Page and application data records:
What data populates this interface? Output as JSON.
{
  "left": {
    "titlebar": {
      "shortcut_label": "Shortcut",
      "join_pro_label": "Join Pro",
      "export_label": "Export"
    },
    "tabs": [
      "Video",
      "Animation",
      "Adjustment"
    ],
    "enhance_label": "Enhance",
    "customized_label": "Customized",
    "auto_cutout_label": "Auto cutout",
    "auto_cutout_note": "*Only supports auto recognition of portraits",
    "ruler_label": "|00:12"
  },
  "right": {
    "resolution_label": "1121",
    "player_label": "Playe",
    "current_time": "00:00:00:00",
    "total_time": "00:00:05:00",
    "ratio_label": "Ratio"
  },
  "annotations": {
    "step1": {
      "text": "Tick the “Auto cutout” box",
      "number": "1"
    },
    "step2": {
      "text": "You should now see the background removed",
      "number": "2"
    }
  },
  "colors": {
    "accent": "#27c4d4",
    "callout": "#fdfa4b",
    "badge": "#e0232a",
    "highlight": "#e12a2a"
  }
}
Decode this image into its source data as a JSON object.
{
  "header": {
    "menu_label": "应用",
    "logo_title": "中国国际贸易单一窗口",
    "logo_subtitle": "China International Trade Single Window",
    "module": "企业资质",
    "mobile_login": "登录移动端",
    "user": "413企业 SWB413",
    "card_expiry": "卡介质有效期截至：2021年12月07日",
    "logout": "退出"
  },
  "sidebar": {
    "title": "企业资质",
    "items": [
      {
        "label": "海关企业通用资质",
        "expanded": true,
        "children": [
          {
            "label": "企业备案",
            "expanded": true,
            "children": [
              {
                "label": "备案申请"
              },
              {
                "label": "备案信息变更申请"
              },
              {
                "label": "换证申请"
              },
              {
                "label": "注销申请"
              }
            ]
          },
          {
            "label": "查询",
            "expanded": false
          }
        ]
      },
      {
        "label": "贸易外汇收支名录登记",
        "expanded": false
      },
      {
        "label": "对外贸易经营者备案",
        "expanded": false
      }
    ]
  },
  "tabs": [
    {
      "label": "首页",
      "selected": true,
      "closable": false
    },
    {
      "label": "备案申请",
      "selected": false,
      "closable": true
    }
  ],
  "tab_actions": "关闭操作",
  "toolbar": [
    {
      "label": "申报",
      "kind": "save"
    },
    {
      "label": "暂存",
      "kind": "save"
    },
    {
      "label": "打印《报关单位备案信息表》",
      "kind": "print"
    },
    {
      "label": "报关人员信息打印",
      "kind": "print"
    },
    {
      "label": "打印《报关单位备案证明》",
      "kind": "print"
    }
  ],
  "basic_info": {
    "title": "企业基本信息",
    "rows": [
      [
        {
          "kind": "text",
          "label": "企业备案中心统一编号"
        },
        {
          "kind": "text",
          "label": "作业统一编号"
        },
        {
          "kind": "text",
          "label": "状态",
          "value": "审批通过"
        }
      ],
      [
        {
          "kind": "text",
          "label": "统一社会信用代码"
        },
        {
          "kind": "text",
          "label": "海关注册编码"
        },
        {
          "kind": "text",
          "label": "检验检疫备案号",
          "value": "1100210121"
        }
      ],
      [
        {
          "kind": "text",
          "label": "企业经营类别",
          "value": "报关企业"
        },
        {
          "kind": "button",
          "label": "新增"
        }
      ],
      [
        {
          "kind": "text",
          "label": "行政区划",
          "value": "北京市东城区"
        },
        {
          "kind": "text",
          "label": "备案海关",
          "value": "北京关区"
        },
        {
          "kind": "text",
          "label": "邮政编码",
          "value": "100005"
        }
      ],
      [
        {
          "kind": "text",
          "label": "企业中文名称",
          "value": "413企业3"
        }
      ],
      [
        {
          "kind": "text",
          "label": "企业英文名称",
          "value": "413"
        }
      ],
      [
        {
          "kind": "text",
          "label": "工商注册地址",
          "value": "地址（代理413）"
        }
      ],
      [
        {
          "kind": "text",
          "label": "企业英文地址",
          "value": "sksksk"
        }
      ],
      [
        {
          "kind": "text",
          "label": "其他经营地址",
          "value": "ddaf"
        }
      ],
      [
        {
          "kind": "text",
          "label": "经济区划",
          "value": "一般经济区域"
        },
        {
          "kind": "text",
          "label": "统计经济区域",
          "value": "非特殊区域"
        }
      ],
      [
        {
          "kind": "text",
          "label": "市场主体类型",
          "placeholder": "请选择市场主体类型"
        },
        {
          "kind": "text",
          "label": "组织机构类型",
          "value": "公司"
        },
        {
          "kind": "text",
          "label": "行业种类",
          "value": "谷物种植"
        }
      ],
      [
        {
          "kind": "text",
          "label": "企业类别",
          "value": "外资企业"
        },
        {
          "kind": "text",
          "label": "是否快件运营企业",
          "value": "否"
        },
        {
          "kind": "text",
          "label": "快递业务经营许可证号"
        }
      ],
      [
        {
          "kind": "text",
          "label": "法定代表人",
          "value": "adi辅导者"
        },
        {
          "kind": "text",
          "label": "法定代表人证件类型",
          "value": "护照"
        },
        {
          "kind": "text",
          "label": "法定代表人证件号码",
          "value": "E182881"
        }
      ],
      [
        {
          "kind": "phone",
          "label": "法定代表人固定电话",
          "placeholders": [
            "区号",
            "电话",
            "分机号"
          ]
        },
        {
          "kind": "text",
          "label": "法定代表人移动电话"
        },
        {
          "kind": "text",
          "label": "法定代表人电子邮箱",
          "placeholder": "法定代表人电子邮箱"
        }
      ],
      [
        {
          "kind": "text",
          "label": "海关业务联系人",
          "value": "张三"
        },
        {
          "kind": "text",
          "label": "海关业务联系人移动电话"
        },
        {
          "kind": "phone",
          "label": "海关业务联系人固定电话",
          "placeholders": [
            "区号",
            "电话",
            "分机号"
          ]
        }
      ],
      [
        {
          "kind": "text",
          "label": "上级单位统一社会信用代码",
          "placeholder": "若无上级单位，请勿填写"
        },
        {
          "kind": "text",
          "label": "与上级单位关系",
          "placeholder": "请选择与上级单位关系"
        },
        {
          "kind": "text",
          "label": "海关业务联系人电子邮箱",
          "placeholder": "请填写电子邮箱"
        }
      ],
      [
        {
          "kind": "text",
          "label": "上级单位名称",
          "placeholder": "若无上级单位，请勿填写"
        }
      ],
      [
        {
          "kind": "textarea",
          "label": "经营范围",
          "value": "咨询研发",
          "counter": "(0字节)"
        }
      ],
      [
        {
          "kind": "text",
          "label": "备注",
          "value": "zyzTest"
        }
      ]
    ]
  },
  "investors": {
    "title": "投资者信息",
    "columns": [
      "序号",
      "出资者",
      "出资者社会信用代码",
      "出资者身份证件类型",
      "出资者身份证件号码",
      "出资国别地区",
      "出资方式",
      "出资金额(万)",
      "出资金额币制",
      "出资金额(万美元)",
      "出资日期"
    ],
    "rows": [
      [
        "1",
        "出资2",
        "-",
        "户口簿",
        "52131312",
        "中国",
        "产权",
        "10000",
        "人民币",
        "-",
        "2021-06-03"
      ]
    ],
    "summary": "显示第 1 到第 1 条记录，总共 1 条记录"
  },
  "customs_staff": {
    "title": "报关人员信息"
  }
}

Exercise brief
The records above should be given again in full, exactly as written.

Written answer
What data populates this interface? Output as JSON.
{
  "left": {
    "titlebar": {
      "shortcut_label": "Shortcut",
      "join_pro_label": "Join Pro",
      "export_label": "Export"
    },
    "tabs": [
      "Video",
      "Animation",
      "Adjustment"
    ],
    "enhance_label": "Enhance",
    "customized_label": "Customized",
    "auto_cutout_label": "Auto cutout",
    "auto_cutout_note": "*Only supports auto recognition of portraits",
    "ruler_label": "|00:12"
  },
  "right": {
    "resolution_label": "1121",
    "player_label": "Playe",
    "current_time": "00:00:00:00",
    "total_time": "00:00:05:00",
    "ratio_label": "Ratio"
  },
  "annotations": {
    "step1": {
      "text": "Tick the “Auto cutout” box",
      "number": "1"
    },
    "step2": {
      "text": "You should now see the background removed",
      "number": "2"
    }
  },
  "colors": {
    "accent": "#27c4d4",
    "callout": "#fdfa4b",
    "badge": "#e0232a",
    "highlight": "#e12a2a"
  }
}
Decode this image into its source data as a JSON object.
{
  "header": {
    "menu_label": "应用",
    "logo_title": "中国国际贸易单一窗口",
    "logo_subtitle": "China International Trade Single Window",
    "module": "企业资质",
    "mobile_login": "登录移动端",
    "user": "413企业 SWB413",
    "card_expiry": "卡介质有效期截至：2021年12月07日",
    "logout": "退出"
  },
  "sidebar": {
    "title": "企业资质",
    "items": [
      {
        "label": "海关企业通用资质",
        "expanded": true,
        "children": [
          {
            "label": "企业备案",
            "expanded": true,
            "children": [
              {
                "label": "备案申请"
              },
              {
                "label": "备案信息变更申请"
              },
              {
                "label": "换证申请"
              },
              {
                "label": "注销申请"
              }
            ]
          },
          {
            "label": "查询",
            "expanded": false
          }
        ]
      },
      {
        "label": "贸易外汇收支名录登记",
        "expanded": false
      },
      {
        "label": "对外贸易经营者备案",
        "expanded": false
      }
    ]
  },
  "tabs": [
    {
      "label": "首页",
      "selected": true,
      "closable": false
    },
    {
      "label": "备案申请",
      "selected": false,
      "closable": true
    }
  ],
  "tab_actions": "关闭操作",
  "toolbar": [
    {
      "label": "申报",
      "kind": "save"
    },
    {
      "label": "暂存",
      "kind": "save"
    },
    {
      "label": "打印《报关单位备案信息表》",
      "kind": "print"
    },
    {
      "label": "报关人员信息打印",
      "kind": "print"
    },
    {
      "label": "打印《报关单位备案证明》",
      "kind": "print"
    }
  ],
  "basic_info": {
    "title": "企业基本信息",
    "rows": [
      [
        {
          "kind": "text",
          "label": "企业备案中心统一编号"
        },
        {
          "kind": "text",
          "label": "作业统一编号"
        },
        {
          "kind": "text",
          "label": "状态",
          "value": "审批通过"
        }
      ],
      [
        {
          "kind": "text",
          "label": "统一社会信用代码"
        },
        {
          "kind": "text",
          "label": "海关注册编码"
        },
        {
          "kind": "text",
          "label": "检验检疫备案号",
          "value": "1100210121"
        }
      ],
      [
        {
          "kind": "text",
          "label": "企业经营类别",
          "value": "报关企业"
        },
        {
          "kind": "button",
          "label": "新增"
        }
      ],
      [
        {
          "kind": "text",
          "label": "行政区划",
          "value": "北京市东城区"
        },
        {
          "kind": "text",
          "label": "备案海关",
          "value": "北京关区"
        },
        {
          "kind": "text",
          "label": "邮政编码",
          "value": "100005"
        }
      ],
      [
        {
          "kind": "text",
          "label": "企业中文名称",
          "value": "413企业3"
        }
      ],
      [
        {
          "kind": "text",
          "label": "企业英文名称",
          "value": "413"
        }
      ],
      [
        {
          "kind": "text",
          "label": "工商注册地址",
          "value": "地址（代理413）"
        }
      ],
      [
        {
          "kind": "text",
          "label": "企业英文地址",
          "value": "sksksk"
        }
      ],
      [
        {
          "kind": "text",
          "label": "其他经营地址",
          "value": "ddaf"
        }
      ],
      [
        {
          "kind": "text",
          "label": "经济区划",
          "value": "一般经济区域"
        },
        {
          "kind": "text",
          "label": "统计经济区域",
          "value": "非特殊区域"
        }
      ],
      [
        {
          "kind": "text",
          "label": "市场主体类型",
          "placeholder": "请选择市场主体类型"
        },
        {
          "kind": "text",
          "label": "组织机构类型",
          "value": "公司"
        },
        {
          "kind": "text",
          "label": "行业种类",
          "value": "谷物种植"
        }
      ],
      [
        {
          "kind": "text",
          "label": "企业类别",
          "value": "外资企业"
        },
        {
          "kind": "text",
          "label": "是否快件运营企业",
          "value": "否"
        },
        {
          "kind": "text",
          "label": "快递业务经营许可证号"
        }
      ],
      [
        {
          "kind": "text",
          "label": "法定代表人",
          "value": "adi辅导者"
        },
        {
          "kind": "text",
          "label": "法定代表人证件类型",
          "value": "护照"
        },
        {
          "kind": "text",
          "label": "法定代表人证件号码",
          "value": "E182881"
        }
      ],
      [
        {
          "kind": "phone",
          "label": "法定代表人固定电话",
          "placeholders": [
            "区号",
            "电话",
            "分机号"
          ]
        },
        {
          "kind": "text",
          "label": "法定代表人移动电话"
        },
        {
          "kind": "text",
          "label": "法定代表人电子邮箱",
          "placeholder": "法定代表人电子邮箱"
        }
      ],
      [
        {
          "kind": "text",
          "label": "海关业务联系人",
          "value": "张三"
        },
        {
          "kind": "text",
          "label": "海关业务联系人移动电话"
        },
        {
          "kind": "phone",
          "label": "海关业务联系人固定电话",
          "placeholders": [
            "区号",
            "电话",
            "分机号"
          ]
        }
      ],
      [
        {
          "kind": "text",
          "label": "上级单位统一社会信用代码",
          "placeholder": "若无上级单位，请勿填写"
        },
        {
          "kind": "text",
          "label": "与上级单位关系",
          "placeholder": "请选择与上级单位关系"
        },
        {
          "kind": "text",
          "label": "海关业务联系人电子邮箱",
          "placeholder": "请填写电子邮箱"
        }
      ],
      [
        {
          "kind": "text",
          "label": "上级单位名称",
          "placeholder": "若无上级单位，请勿填写"
        }
      ],
      [
        {
          "kind": "textarea",
          "label": "经营范围",
          "value": "咨询研发",
          "counter": "(0字节)"
        }
      ],
      [
        {
          "kind": "text",
          "label": "备注",
          "value": "zyzTest"
        }
      ]
    ]
  },
  "investors": {
    "title": "投资者信息",
    "columns": [
      "序号",
      "出资者",
      "出资者社会信用代码",
      "出资者身份证件类型",
      "出资者身份证件号码",
      "出资国别地区",
      "出资方式",
      "出资金额(万)",
      "出资金额币制",
      "出资金额(万美元)",
      "出资日期"
    ],
    "rows": [
      [
        "1",
        "出资2",
        "-",
        "户口簿",
        "52131312",
        "中国",
        "产权",
        "10000",
        "人民币",
        "-",
        "2021-06-03"
      ]
    ],
    "summary": "显示第 1 到第 1 条记录，总共 1 条记录"
  },
  "customs_staff": {
    "title": "报关人员信息"
  }
}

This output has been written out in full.